Please print every record below exactly as written, leaving out the pictures.

── DATA PROVIDED ──

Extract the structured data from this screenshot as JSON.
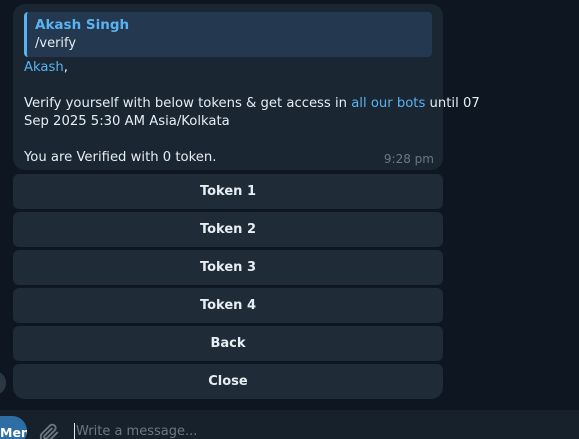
{
  "message": {
    "reply": {
      "name": "Akash Singh",
      "text": "/verify"
    },
    "mention": "Akash",
    "mention_suffix": ",",
    "line1_before": "Verify yourself with below tokens & get access in ",
    "line1_link": "all our bots",
    "line1_after": " until 07",
    "line2": "Sep 2025 5:30 AM Asia/Kolkata",
    "line3": "You are Verified with 0 token.",
    "time": "9:28 pm"
  },
  "keyboard": {
    "buttons": [
      {
        "label": "Token 1"
      },
      {
        "label": "Token 2"
      },
      {
        "label": "Token 3"
      },
      {
        "label": "Token 4"
      },
      {
        "label": "Back"
      },
      {
        "label": "Close"
      }
    ]
  },
  "composer": {
    "menu_label": "Menu",
    "placeholder": "Write a message..."
  },
  "colors": {
    "background": "#0e1621",
    "bubble": "#1a2632",
    "button": "#1f2b37",
    "accent": "#5ab3f0",
    "menu_button": "#2f6ea5"
  },
  "icons": {
    "attach": "paperclip-icon"
  }
}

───

SOLUTION TO THIS EXERCISE:
Extract the structured data from this screenshot as JSON.
{
  "message": {
    "reply": {
      "name": "Akash Singh",
      "text": "/verify"
    },
    "mention": "Akash",
    "mention_suffix": ",",
    "line1_before": "Verify yourself with below tokens & get access in ",
    "line1_link": "all our bots",
    "line1_after": " until 07",
    "line2": "Sep 2025 5:30 AM Asia/Kolkata",
    "line3": "You are Verified with 0 token.",
    "time": "9:28 pm"
  },
  "keyboard": {
    "buttons": [
      {
        "label": "Token 1"
      },
      {
        "label": "Token 2"
      },
      {
        "label": "Token 3"
      },
      {
        "label": "Token 4"
      },
      {
        "label": "Back"
      },
      {
        "label": "Close"
      }
    ]
  },
  "composer": {
    "menu_label": "Menu",
    "placeholder": "Write a message..."
  },
  "colors": {
    "background": "#0e1621",
    "bubble": "#1a2632",
    "button": "#1f2b37",
    "accent": "#5ab3f0",
    "menu_button": "#2f6ea5"
  },
  "icons": {
    "attach": "paperclip-icon"
  }
}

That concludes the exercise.